Interface dataset entries

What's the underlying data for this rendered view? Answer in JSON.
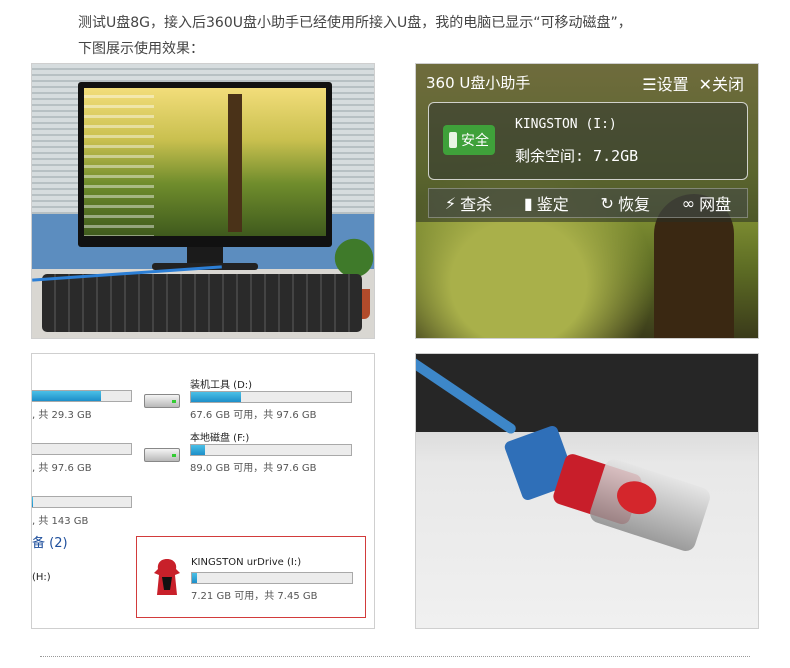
{
  "intro": {
    "line1": "测试U盘8G，接入后360U盘小助手已经使用所接入U盘，我的电脑已显示“可移动磁盘”，",
    "line2": "下图展示使用效果："
  },
  "assistant": {
    "title": "360 U盘小助手",
    "settings": "☰设置",
    "close": "✕关闭",
    "badge": "安全",
    "drive_name": "KINGSTON (I:)",
    "free_space": "剩余空间: 7.2GB",
    "tools": [
      "查杀",
      "鉴定",
      "恢复",
      "网盘"
    ],
    "tool_icons": [
      "bolt-icon",
      "usb-icon",
      "restore-icon",
      "cloud-icon"
    ]
  },
  "explorer": {
    "left_caps": [
      ", 共 29.3 GB",
      ", 共 97.6 GB",
      ", 共 143 GB"
    ],
    "left_fills": [
      0.7,
      0.0,
      0.02
    ],
    "drives": [
      {
        "name": "装机工具 (D:)",
        "cap": "67.6 GB 可用，共 97.6 GB",
        "used": 0.31
      },
      {
        "name": "本地磁盘 (F:)",
        "cap": "89.0 GB 可用，共 97.6 GB",
        "used": 0.09
      }
    ],
    "group_label": "备 (2)",
    "h_label": "(H:)",
    "usb": {
      "name": "KINGSTON urDrive (I:)",
      "cap": "7.21 GB 可用，共 7.45 GB",
      "used": 0.03
    }
  },
  "colors": {
    "bar_fill": "#1d8fc9",
    "highlight_border": "#d23b3b",
    "badge_green": "#3fa13a"
  }
}
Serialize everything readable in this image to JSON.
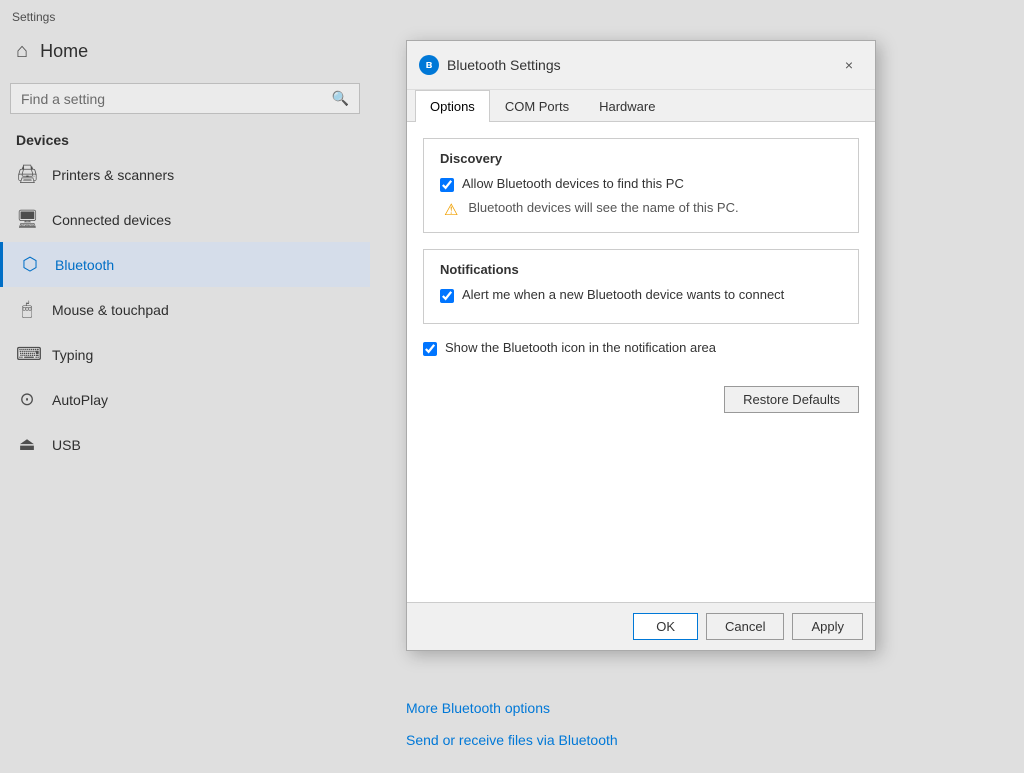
{
  "app": {
    "title": "Settings"
  },
  "sidebar": {
    "home_label": "Home",
    "search_placeholder": "Find a setting",
    "devices_label": "Devices",
    "nav_items": [
      {
        "id": "printers",
        "label": "Printers & scanners",
        "icon": "🖨"
      },
      {
        "id": "connected",
        "label": "Connected devices",
        "icon": "🖥"
      },
      {
        "id": "bluetooth",
        "label": "Bluetooth",
        "icon": "⬡",
        "active": true
      },
      {
        "id": "mouse",
        "label": "Mouse & touchpad",
        "icon": "🖱"
      },
      {
        "id": "typing",
        "label": "Typing",
        "icon": "⌨"
      },
      {
        "id": "autoplay",
        "label": "AutoPlay",
        "icon": "⊙"
      },
      {
        "id": "usb",
        "label": "USB",
        "icon": "⏏"
      }
    ]
  },
  "dialog": {
    "title": "Bluetooth Settings",
    "close_label": "×",
    "tabs": [
      {
        "id": "options",
        "label": "Options",
        "active": true
      },
      {
        "id": "com_ports",
        "label": "COM Ports"
      },
      {
        "id": "hardware",
        "label": "Hardware"
      }
    ],
    "discovery": {
      "section_title": "Discovery",
      "allow_label": "Allow Bluetooth devices to find this PC",
      "warning_text": "Bluetooth devices will see the name of this PC."
    },
    "notifications": {
      "section_title": "Notifications",
      "alert_label": "Alert me when a new Bluetooth device wants to connect",
      "show_icon_label": "Show the Bluetooth icon in the notification area"
    },
    "restore_button": "Restore Defaults",
    "footer": {
      "ok_label": "OK",
      "cancel_label": "Cancel",
      "apply_label": "Apply"
    }
  },
  "links": {
    "more_options": "More Bluetooth options",
    "send_receive": "Send or receive files via Bluetooth"
  }
}
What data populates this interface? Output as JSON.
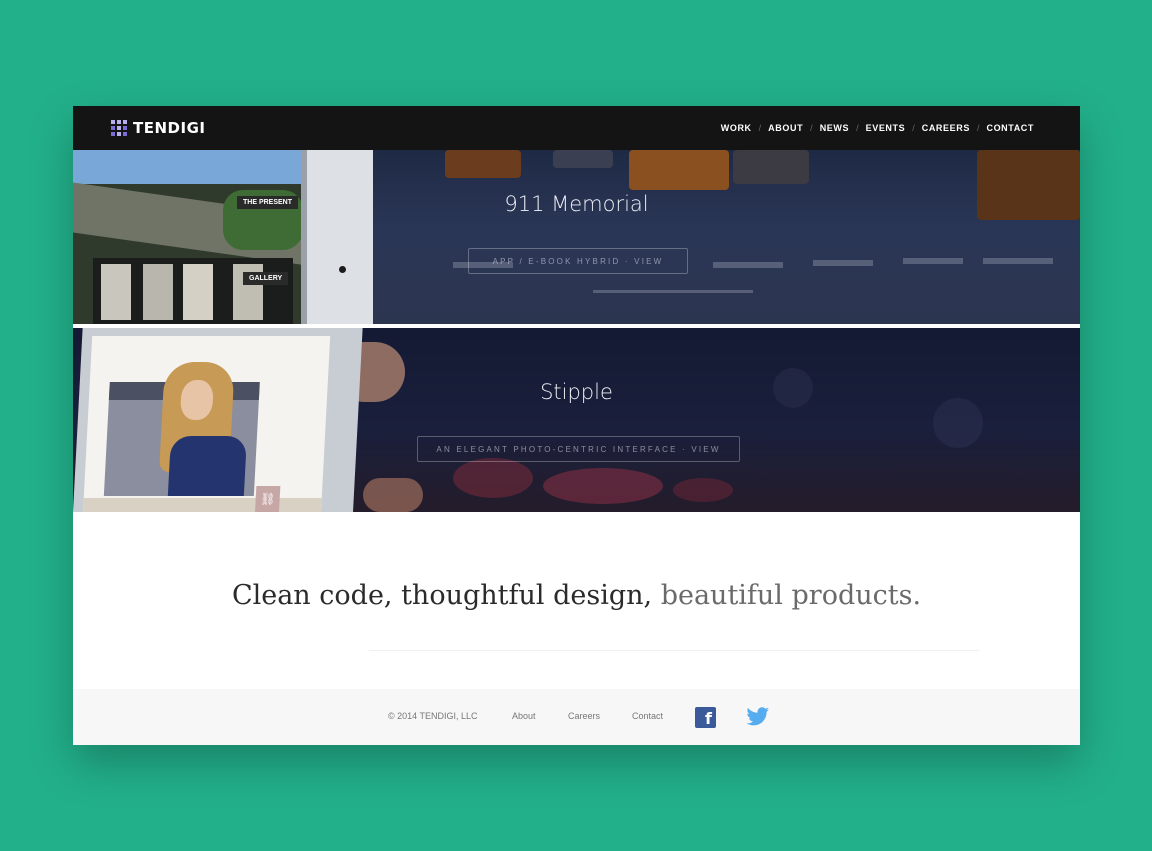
{
  "brand": {
    "name": "TENDIGI"
  },
  "nav": {
    "items": [
      "WORK",
      "ABOUT",
      "NEWS",
      "EVENTS",
      "CAREERS",
      "CONTACT"
    ],
    "separator": "/"
  },
  "projects": [
    {
      "title": "911 Memorial",
      "cta": "APP / E-BOOK HYBRID · VIEW",
      "tablet_labels": [
        "THE PRESENT",
        "GALLERY"
      ]
    },
    {
      "title": "Stipple",
      "cta": "AN ELEGANT PHOTO-CENTRIC INTERFACE · VIEW"
    }
  ],
  "tagline": {
    "part1": "Clean code, thoughtful design,",
    "part2": " beautiful products."
  },
  "footer": {
    "copyright": "© 2014 TENDIGI, LLC",
    "links": [
      "About",
      "Careers",
      "Contact"
    ],
    "social": [
      "facebook-icon",
      "twitter-icon"
    ]
  },
  "colors": {
    "background": "#22b08a",
    "header": "#141414",
    "facebook": "#3b5a9a",
    "twitter": "#55acee",
    "logo": "#7c6cd6"
  }
}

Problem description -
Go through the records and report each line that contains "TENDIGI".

Result of this exercise -
    "name": "TENDIGI"
    "copyright": "© 2014 TENDIGI, LLC",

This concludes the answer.